* Task details
I need every line that includes the word "Empty" copied from the material.

* Supplied material
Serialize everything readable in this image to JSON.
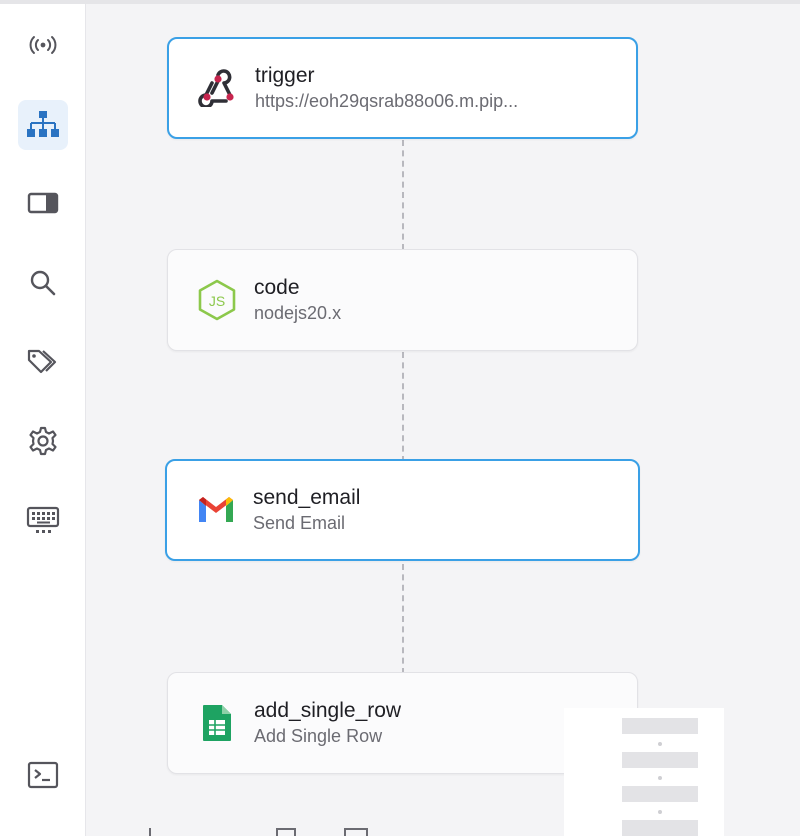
{
  "sidebar": {
    "items": [
      {
        "name": "broadcast-icon",
        "active": false
      },
      {
        "name": "workflow-icon",
        "active": true
      },
      {
        "name": "panel-icon",
        "active": false
      },
      {
        "name": "search-icon",
        "active": false
      },
      {
        "name": "tags-icon",
        "active": false
      },
      {
        "name": "gear-icon",
        "active": false
      },
      {
        "name": "keyboard-icon",
        "active": false
      },
      {
        "name": "terminal-icon",
        "active": false
      }
    ]
  },
  "nodes": [
    {
      "title": "trigger",
      "subtitle": "https://eoh29qsrab88o06.m.pip...",
      "icon": "webhook-icon",
      "selected": true
    },
    {
      "title": "code",
      "subtitle": "nodejs20.x",
      "icon": "nodejs-icon",
      "selected": false
    },
    {
      "title": "send_email",
      "subtitle": "Send Email",
      "icon": "gmail-icon",
      "selected": true
    },
    {
      "title": "add_single_row",
      "subtitle": "Add Single Row",
      "icon": "google-sheets-icon",
      "selected": false
    }
  ],
  "colors": {
    "accent": "#3aa0e6",
    "sidebar_active_bg": "#e8f1fb",
    "webhook": "#c7254e",
    "nodejs": "#8cc84b",
    "sheets": "#1ea362"
  }
}
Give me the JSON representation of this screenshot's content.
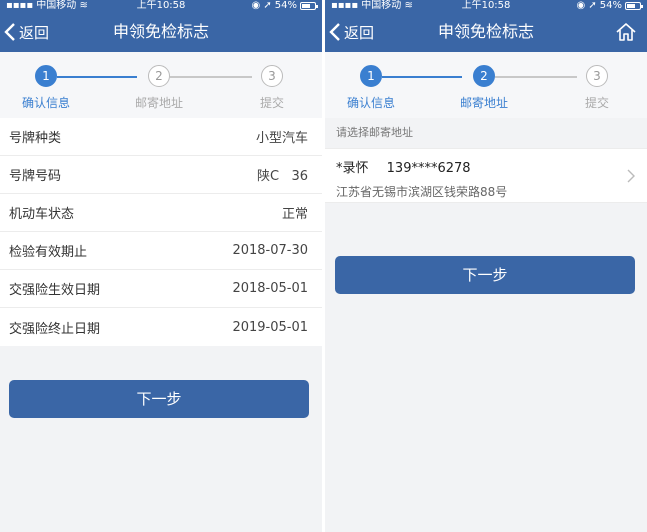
{
  "status_bar": {
    "carrier": "中国移动",
    "time": "上午10:58",
    "battery": "54%",
    "battery_level": 0.54
  },
  "left": {
    "nav": {
      "back_label": "返回",
      "title": "申领免检标志"
    },
    "steps": [
      {
        "number": "1",
        "label": "确认信息",
        "state": "active"
      },
      {
        "number": "2",
        "label": "邮寄地址",
        "state": "inactive"
      },
      {
        "number": "3",
        "label": "提交",
        "state": "inactive"
      }
    ],
    "info_rows": [
      {
        "label": "号牌种类",
        "value": "小型汽车"
      },
      {
        "label": "号牌号码",
        "value": "陕C   36"
      },
      {
        "label": "机动车状态",
        "value": "正常"
      },
      {
        "label": "检验有效期止",
        "value": "2018-07-30"
      },
      {
        "label": "交强险生效日期",
        "value": "2018-05-01"
      },
      {
        "label": "交强险终止日期",
        "value": "2019-05-01"
      }
    ],
    "next_button": "下一步"
  },
  "right": {
    "nav": {
      "back_label": "返回",
      "title": "申领免检标志",
      "home_icon": "home-icon"
    },
    "steps": [
      {
        "number": "1",
        "label": "确认信息",
        "state": "active"
      },
      {
        "number": "2",
        "label": "邮寄地址",
        "state": "active"
      },
      {
        "number": "3",
        "label": "提交",
        "state": "inactive"
      }
    ],
    "address_hint": "请选择邮寄地址",
    "address": {
      "name": "*录怀",
      "phone": "139****6278",
      "detail": "江苏省无锡市滨湖区钱荣路88号"
    },
    "next_button": "下一步"
  },
  "colors": {
    "brand": "#3a66a6",
    "step_active": "#3a7fd0",
    "step_inactive": "#bbbbbb",
    "background": "#f2f3f5"
  }
}
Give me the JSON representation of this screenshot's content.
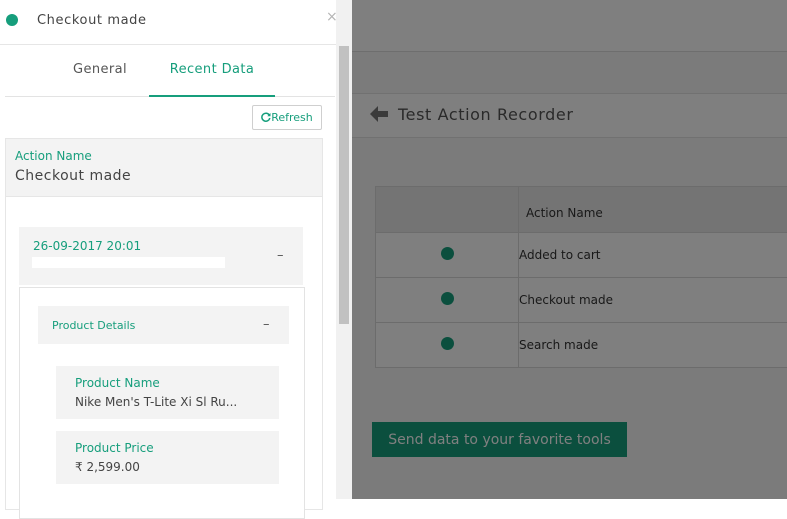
{
  "background": {
    "page_title": "Test Action Recorder",
    "table": {
      "column_header": "Action Name",
      "rows": [
        {
          "name": "Added to cart"
        },
        {
          "name": "Checkout made"
        },
        {
          "name": "Search made"
        }
      ]
    },
    "send_button": "Send data to your favorite tools"
  },
  "panel": {
    "title": "Checkout made",
    "close_label": "×",
    "tabs": [
      {
        "label": "General",
        "active": false
      },
      {
        "label": "Recent Data",
        "active": true
      }
    ],
    "refresh_label": "Refresh",
    "action_name_label": "Action Name",
    "action_name_value": "Checkout made",
    "entry": {
      "timestamp": "26-09-2017 20:01",
      "collapse_label": "–",
      "product_details": {
        "label": "Product Details",
        "collapse_label": "–",
        "fields": [
          {
            "label": "Product Name",
            "value": "Nike Men's T-Lite Xi Sl Ru..."
          },
          {
            "label": "Product Price",
            "value": "₹ 2,599.00"
          }
        ]
      }
    }
  },
  "colors": {
    "accent": "#169e7c",
    "overlay": "rgba(0,0,0,0.5)"
  },
  "icons": {
    "back": "arrow-left-icon",
    "refresh": "refresh-icon",
    "close": "close-icon",
    "status": "status-dot-icon"
  }
}
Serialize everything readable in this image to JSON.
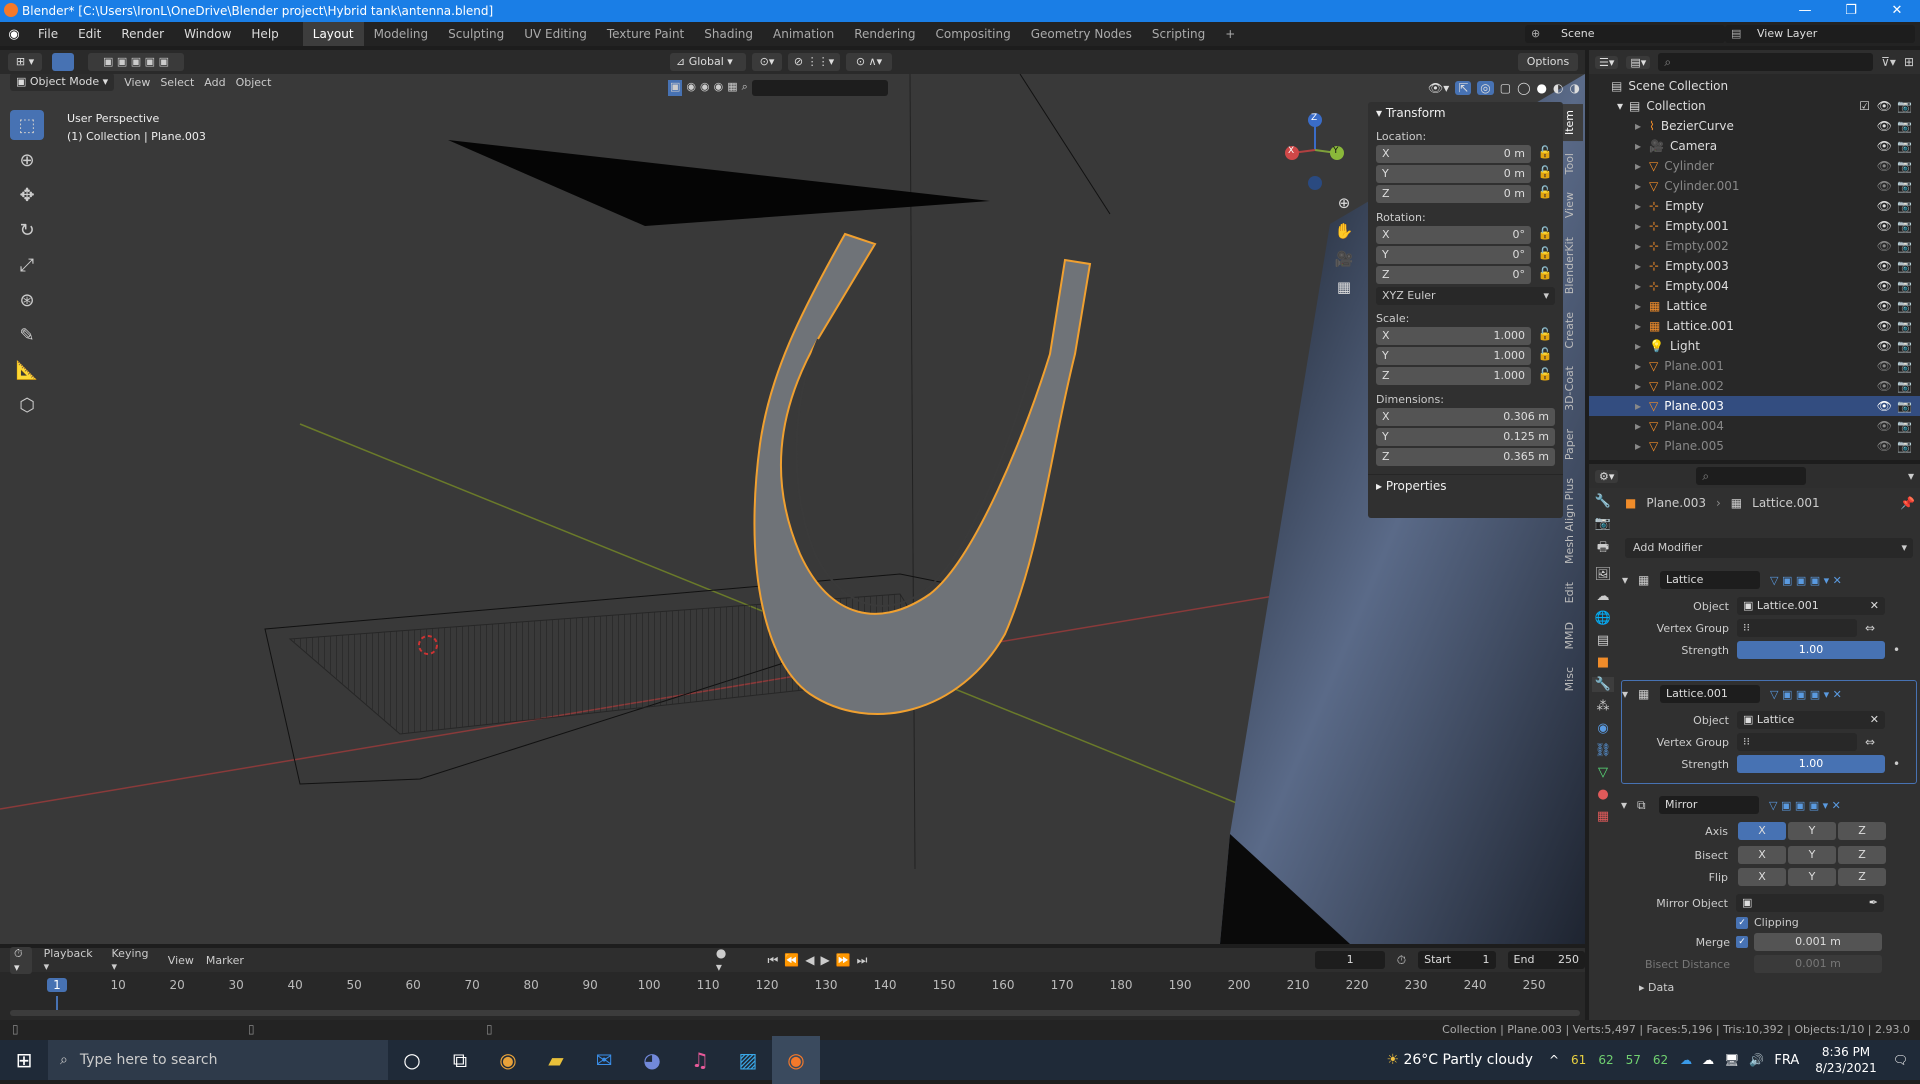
{
  "window": {
    "title": "Blender* [C:\\Users\\IronL\\OneDrive\\Blender project\\Hybrid tank\\antenna.blend]",
    "min": "—",
    "max": "❐",
    "close": "✕"
  },
  "menu": [
    "File",
    "Edit",
    "Render",
    "Window",
    "Help"
  ],
  "workspaces": [
    "Layout",
    "Modeling",
    "Sculpting",
    "UV Editing",
    "Texture Paint",
    "Shading",
    "Animation",
    "Rendering",
    "Compositing",
    "Geometry Nodes",
    "Scripting"
  ],
  "scene": {
    "label": "Scene",
    "view_layer": "View Layer"
  },
  "header": {
    "orientation": "Global",
    "options": "Options",
    "mode": "Object Mode",
    "view": "View",
    "select": "Select",
    "add": "Add",
    "object": "Object"
  },
  "viewport": {
    "perspective": "User Perspective",
    "collection": "(1) Collection | Plane.003",
    "gizmo": {
      "x": "X",
      "y": "Y",
      "z": "Z"
    }
  },
  "npanel": {
    "transform": "Transform",
    "location": "Location:",
    "rotation": "Rotation:",
    "scale": "Scale:",
    "dimensions": "Dimensions:",
    "euler": "XYZ Euler",
    "properties": "Properties",
    "loc": [
      {
        "a": "X",
        "v": "0 m"
      },
      {
        "a": "Y",
        "v": "0 m"
      },
      {
        "a": "Z",
        "v": "0 m"
      }
    ],
    "rot": [
      {
        "a": "X",
        "v": "0°"
      },
      {
        "a": "Y",
        "v": "0°"
      },
      {
        "a": "Z",
        "v": "0°"
      }
    ],
    "scl": [
      {
        "a": "X",
        "v": "1.000"
      },
      {
        "a": "Y",
        "v": "1.000"
      },
      {
        "a": "Z",
        "v": "1.000"
      }
    ],
    "dim": [
      {
        "a": "X",
        "v": "0.306 m"
      },
      {
        "a": "Y",
        "v": "0.125 m"
      },
      {
        "a": "Z",
        "v": "0.365 m"
      }
    ],
    "tabs": [
      "Item",
      "Tool",
      "View",
      "BlenderKit",
      "Create",
      "3D-Coat",
      "Paper",
      "Mesh Align Plus",
      "Edit",
      "MMD",
      "Misc"
    ]
  },
  "outliner": {
    "scene_collection": "Scene Collection",
    "collection": "Collection",
    "items": [
      {
        "name": "BezierCurve",
        "dim": false,
        "sel": false
      },
      {
        "name": "Camera",
        "dim": false,
        "sel": false
      },
      {
        "name": "Cylinder",
        "dim": true,
        "sel": false
      },
      {
        "name": "Cylinder.001",
        "dim": true,
        "sel": false
      },
      {
        "name": "Empty",
        "dim": false,
        "sel": false
      },
      {
        "name": "Empty.001",
        "dim": false,
        "sel": false
      },
      {
        "name": "Empty.002",
        "dim": true,
        "sel": false
      },
      {
        "name": "Empty.003",
        "dim": false,
        "sel": false
      },
      {
        "name": "Empty.004",
        "dim": false,
        "sel": false
      },
      {
        "name": "Lattice",
        "dim": false,
        "sel": false
      },
      {
        "name": "Lattice.001",
        "dim": false,
        "sel": false
      },
      {
        "name": "Light",
        "dim": false,
        "sel": false
      },
      {
        "name": "Plane.001",
        "dim": true,
        "sel": false
      },
      {
        "name": "Plane.002",
        "dim": true,
        "sel": false
      },
      {
        "name": "Plane.003",
        "dim": true,
        "sel": true
      },
      {
        "name": "Plane.004",
        "dim": true,
        "sel": false
      },
      {
        "name": "Plane.005",
        "dim": true,
        "sel": false
      }
    ]
  },
  "properties": {
    "object": "Plane.003",
    "modifier_target": "Lattice.001",
    "add_modifier": "Add Modifier",
    "mods": [
      {
        "name": "Lattice",
        "object_label": "Object",
        "object": "Lattice.001",
        "vg_label": "Vertex Group",
        "strength_label": "Strength",
        "strength": "1.00"
      },
      {
        "name": "Lattice.001",
        "object_label": "Object",
        "object": "Lattice",
        "vg_label": "Vertex Group",
        "strength_label": "Strength",
        "strength": "1.00"
      }
    ],
    "mirror": {
      "name": "Mirror",
      "axis": "Axis",
      "bisect": "Bisect",
      "flip": "Flip",
      "x": "X",
      "y": "Y",
      "z": "Z",
      "mirror_object": "Mirror Object",
      "clipping": "Clipping",
      "merge": "Merge",
      "merge_val": "0.001 m",
      "bisect_distance": "Bisect Distance",
      "bisect_val": "0.001 m",
      "data": "Data"
    }
  },
  "timeline": {
    "playback": "Playback",
    "keying": "Keying",
    "view": "View",
    "marker": "Marker",
    "current": "1",
    "start_label": "Start",
    "start": "1",
    "end_label": "End",
    "end": "250",
    "ticks": [
      "1",
      "10",
      "20",
      "30",
      "40",
      "50",
      "60",
      "70",
      "80",
      "90",
      "100",
      "110",
      "120",
      "130",
      "140",
      "150",
      "160",
      "170",
      "180",
      "190",
      "200",
      "210",
      "220",
      "230",
      "240",
      "250"
    ]
  },
  "status": {
    "text": "Collection | Plane.003 | Verts:5,497 | Faces:5,196 | Tris:10,392 | Objects:1/10 | 2.93.0"
  },
  "taskbar": {
    "search": "Type here to search",
    "weather": "26°C  Partly cloudy",
    "nums": [
      "61",
      "62",
      "57",
      "62"
    ],
    "lang": "FRA",
    "time": "8:36 PM",
    "date": "8/23/2021"
  }
}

* Solution to the problem
        "name": "Empty",
        "name": "Empty.001",
        "name": "Empty.002",
        "name": "Empty.003",
        "name": "Empty.004",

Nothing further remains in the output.